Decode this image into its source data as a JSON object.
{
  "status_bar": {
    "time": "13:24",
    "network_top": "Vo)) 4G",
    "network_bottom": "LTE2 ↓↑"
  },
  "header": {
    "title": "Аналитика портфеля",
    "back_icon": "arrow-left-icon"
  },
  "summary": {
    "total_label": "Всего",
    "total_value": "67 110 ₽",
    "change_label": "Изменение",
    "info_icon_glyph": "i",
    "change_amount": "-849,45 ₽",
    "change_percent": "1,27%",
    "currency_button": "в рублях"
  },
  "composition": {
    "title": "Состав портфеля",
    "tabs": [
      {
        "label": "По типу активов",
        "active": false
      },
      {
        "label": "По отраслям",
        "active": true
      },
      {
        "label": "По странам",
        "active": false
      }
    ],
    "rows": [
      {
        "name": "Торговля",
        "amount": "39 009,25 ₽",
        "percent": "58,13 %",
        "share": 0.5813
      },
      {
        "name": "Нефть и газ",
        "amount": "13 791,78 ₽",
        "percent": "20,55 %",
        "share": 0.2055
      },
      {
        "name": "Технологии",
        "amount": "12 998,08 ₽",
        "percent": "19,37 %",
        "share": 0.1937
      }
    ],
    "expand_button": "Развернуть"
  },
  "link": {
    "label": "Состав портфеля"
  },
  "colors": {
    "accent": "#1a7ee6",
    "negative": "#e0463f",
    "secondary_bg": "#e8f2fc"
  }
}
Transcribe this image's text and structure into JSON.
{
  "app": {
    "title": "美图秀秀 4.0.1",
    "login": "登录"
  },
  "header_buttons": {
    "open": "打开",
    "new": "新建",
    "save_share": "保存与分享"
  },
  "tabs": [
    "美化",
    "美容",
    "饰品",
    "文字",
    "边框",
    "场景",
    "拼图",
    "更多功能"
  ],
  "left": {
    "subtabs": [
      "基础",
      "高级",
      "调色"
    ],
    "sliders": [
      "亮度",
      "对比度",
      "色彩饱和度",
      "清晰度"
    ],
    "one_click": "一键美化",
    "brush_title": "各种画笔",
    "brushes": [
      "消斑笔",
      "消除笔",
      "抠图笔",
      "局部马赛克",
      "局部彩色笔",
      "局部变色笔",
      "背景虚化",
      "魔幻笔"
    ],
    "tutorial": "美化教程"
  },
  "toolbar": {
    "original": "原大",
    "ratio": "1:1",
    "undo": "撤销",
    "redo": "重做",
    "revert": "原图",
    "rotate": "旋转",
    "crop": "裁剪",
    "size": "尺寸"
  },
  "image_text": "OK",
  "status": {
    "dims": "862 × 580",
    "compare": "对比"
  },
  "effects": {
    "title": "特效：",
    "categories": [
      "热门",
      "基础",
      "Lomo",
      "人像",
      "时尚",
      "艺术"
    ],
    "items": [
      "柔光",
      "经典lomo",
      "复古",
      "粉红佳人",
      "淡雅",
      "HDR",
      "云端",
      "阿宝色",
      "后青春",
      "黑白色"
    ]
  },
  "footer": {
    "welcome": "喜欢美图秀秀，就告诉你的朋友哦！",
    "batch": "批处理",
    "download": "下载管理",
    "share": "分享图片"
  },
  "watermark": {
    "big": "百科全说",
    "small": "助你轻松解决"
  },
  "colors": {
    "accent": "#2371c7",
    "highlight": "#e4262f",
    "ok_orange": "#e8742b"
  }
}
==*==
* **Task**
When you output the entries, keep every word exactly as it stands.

* **Reply to the exercise**
Decode this image into its source data as a JSON object.
{
  "status_bar": {
    "time": "13:24",
    "network_top": "Vo)) 4G",
    "network_bottom": "LTE2 ↓↑"
  },
  "header": {
    "title": "Аналитика портфеля",
    "back_icon": "arrow-left-icon"
  },
  "summary": {
    "total_label": "Всего",
    "total_value": "67 110 ₽",
    "change_label": "Изменение",
    "info_icon_glyph": "i",
    "change_amount": "-849,45 ₽",
    "change_percent": "1,27%",
    "currency_button": "в рублях"
  },
  "composition": {
    "title": "Состав портфеля",
    "tabs": [
      {
        "label": "По типу активов",
        "active": false
      },
      {
        "label": "По отраслям",
        "active": true
      },
      {
        "label": "По странам",
        "active": false
      }
    ],
    "rows": [
      {
        "name": "Торговля",
        "amount": "39 009,25 ₽",
        "percent": "58,13 %",
        "share": 0.5813
      },
      {
        "name": "Нефть и газ",
        "amount": "13 791,78 ₽",
        "percent": "20,55 %",
        "share": 0.2055
      },
      {
        "name": "Технологии",
        "amount": "12 998,08 ₽",
        "percent": "19,37 %",
        "share": 0.1937
      }
    ],
    "expand_button": "Развернуть"
  },
  "link": {
    "label": "Состав портфеля"
  },
  "colors": {
    "accent": "#1a7ee6",
    "negative": "#e0463f",
    "secondary_bg": "#e8f2fc"
  }
}
Transcribe this image's text and structure into JSON.
{
  "app": {
    "title": "美图秀秀 4.0.1",
    "login": "登录"
  },
  "header_buttons": {
    "open": "打开",
    "new": "新建",
    "save_share": "保存与分享"
  },
  "tabs": [
    "美化",
    "美容",
    "饰品",
    "文字",
    "边框",
    "场景",
    "拼图",
    "更多功能"
  ],
  "left": {
    "subtabs": [
      "基础",
      "高级",
      "调色"
    ],
    "sliders": [
      "亮度",
      "对比度",
      "色彩饱和度",
      "清晰度"
    ],
    "one_click": "一键美化",
    "brush_title": "各种画笔",
    "brushes": [
      "消斑笔",
      "消除笔",
      "抠图笔",
      "局部马赛克",
      "局部彩色笔",
      "局部变色笔",
      "背景虚化",
      "魔幻笔"
    ],
    "tutorial": "美化教程"
  },
  "toolbar": {
    "original": "原大",
    "ratio": "1:1",
    "undo": "撤销",
    "redo": "重做",
    "revert": "原图",
    "rotate": "旋转",
    "crop": "裁剪",
    "size": "尺寸"
  },
  "image_text": "OK",
  "status": {
    "dims": "862 × 580",
    "compare": "对比"
  },
  "effects": {
    "title": "特效：",
    "categories": [
      "热门",
      "基础",
      "Lomo",
      "人像",
      "时尚",
      "艺术"
    ],
    "items": [
      "柔光",
      "经典lomo",
      "复古",
      "粉红佳人",
      "淡雅",
      "HDR",
      "云端",
      "阿宝色",
      "后青春",
      "黑白色"
    ]
  },
  "footer": {
    "welcome": "喜欢美图秀秀，就告诉你的朋友哦！",
    "batch": "批处理",
    "download": "下载管理",
    "share": "分享图片"
  },
  "watermark": {
    "big": "百科全说",
    "small": "助你轻松解决"
  },
  "colors": {
    "accent": "#2371c7",
    "highlight": "#e4262f",
    "ok_orange": "#e8742b"
  }
}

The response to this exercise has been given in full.